NATO turns 50 this year, and in honor of the occasion the Clinton administration is throwing quite a party. Later this month, heads of state from over 40 countries are assembling in Washington to participate in what organizers are billing as a "Once-in-a-Lifetime Event."
For three days, beginning April 23, the administration will host an almost endless series of receptions, luncheons, dinners, plenary sessions, press conferences, and official portrait opportunities in honor of NATO's birthday. General Motors and Daimler Chrysler have agreed to supply hundreds of vehicles for the use of the partygoers. Virtually every defense contractor in America has signed up to be a "corporate sponsor" of the event. Secretary of State Madeleine Albright has announced an important new "children's art initiative" that aims to "educate and inspire a new generation of Americans about the significance of the historic Summit being held in Washington, D.C., Friday, April 23, 1999." (Translation: A bunch of 7th graders are painting a mural.)
Sounds like a great time. The only problem is, there's a war going on, and so far, NATO is losing.
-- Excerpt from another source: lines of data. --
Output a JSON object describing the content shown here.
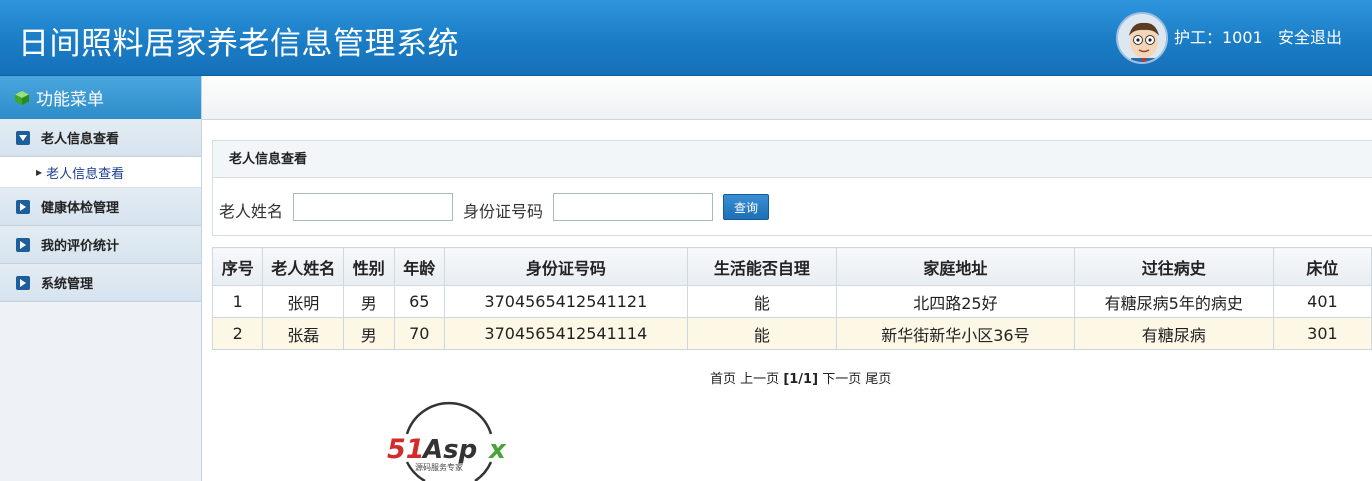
{
  "header": {
    "title": "日间照料居家养老信息管理系统",
    "user_label": "护工：1001",
    "logout_label": "安全退出"
  },
  "sidebar": {
    "title": "功能菜单",
    "sections": [
      {
        "label": "老人信息查看",
        "expanded": true,
        "children": [
          {
            "label": "老人信息查看"
          }
        ]
      },
      {
        "label": "健康体检管理",
        "expanded": false
      },
      {
        "label": "我的评价统计",
        "expanded": false
      },
      {
        "label": "系统管理",
        "expanded": false
      }
    ]
  },
  "panel": {
    "title": "老人信息查看"
  },
  "search": {
    "name_label": "老人姓名",
    "name_value": "",
    "id_label": "身份证号码",
    "id_value": "",
    "button_label": "查询"
  },
  "table": {
    "columns": [
      "序号",
      "老人姓名",
      "性别",
      "年龄",
      "身份证号码",
      "生活能否自理",
      "家庭地址",
      "过往病史",
      "床位"
    ],
    "rows": [
      [
        "1",
        "张明",
        "男",
        "65",
        "3704565412541121",
        "能",
        "北四路25好",
        "有糖尿病5年的病史",
        "401"
      ],
      [
        "2",
        "张磊",
        "男",
        "70",
        "3704565412541114",
        "能",
        "新华街新华小区36号",
        "有糖尿病",
        "301"
      ]
    ]
  },
  "pager": {
    "first": "首页",
    "prev": "上一页",
    "status": "[1/1]",
    "next": "下一页",
    "last": "尾页"
  },
  "watermark": {
    "brand": "51Aspx",
    "tagline": "源码服务专家"
  },
  "colors": {
    "header_blue": "#1a7dc6",
    "menu_square": "#1d5f9a",
    "alt_row": "#fdf8e6"
  }
}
It's too late to cancel the party -- what would the kids do with their mural? -- so organizers have decided instead to make alterations in tone. The host committee, for instance, is looking for more serious, less jubilant music to accompany the formerly festive festivities. A "gala" hosted by the mayor of Washington has become a mere "reception." The entire weekend has officially been downgraded from a "celebration" to a "commemoration."
But wait. Isn't a commemoration an act of remembrance, an event designed to honor a person or thing that has died or retired (or found itself unable to remove a rapacious tin-pot dictator from the center of Europe)?
"That's not how we mean it," assures a White House spokesman. Doubtless not.
Which is not to say that the 50th anniversary of NATO won't be a cause for joy, at least in some quarters. Thanks to the awesome amount of police protection required for the visiting heads of state -- 17 security forces from various countries and the District of Columbia will descend on the city -- traffic in Washington is certain to be a mess. To ease the gridlock, close to 100,000 government employees, federal and local, get to celebrate -- not commemorate -- a new, paid holiday: NATO Day. Happy birthday.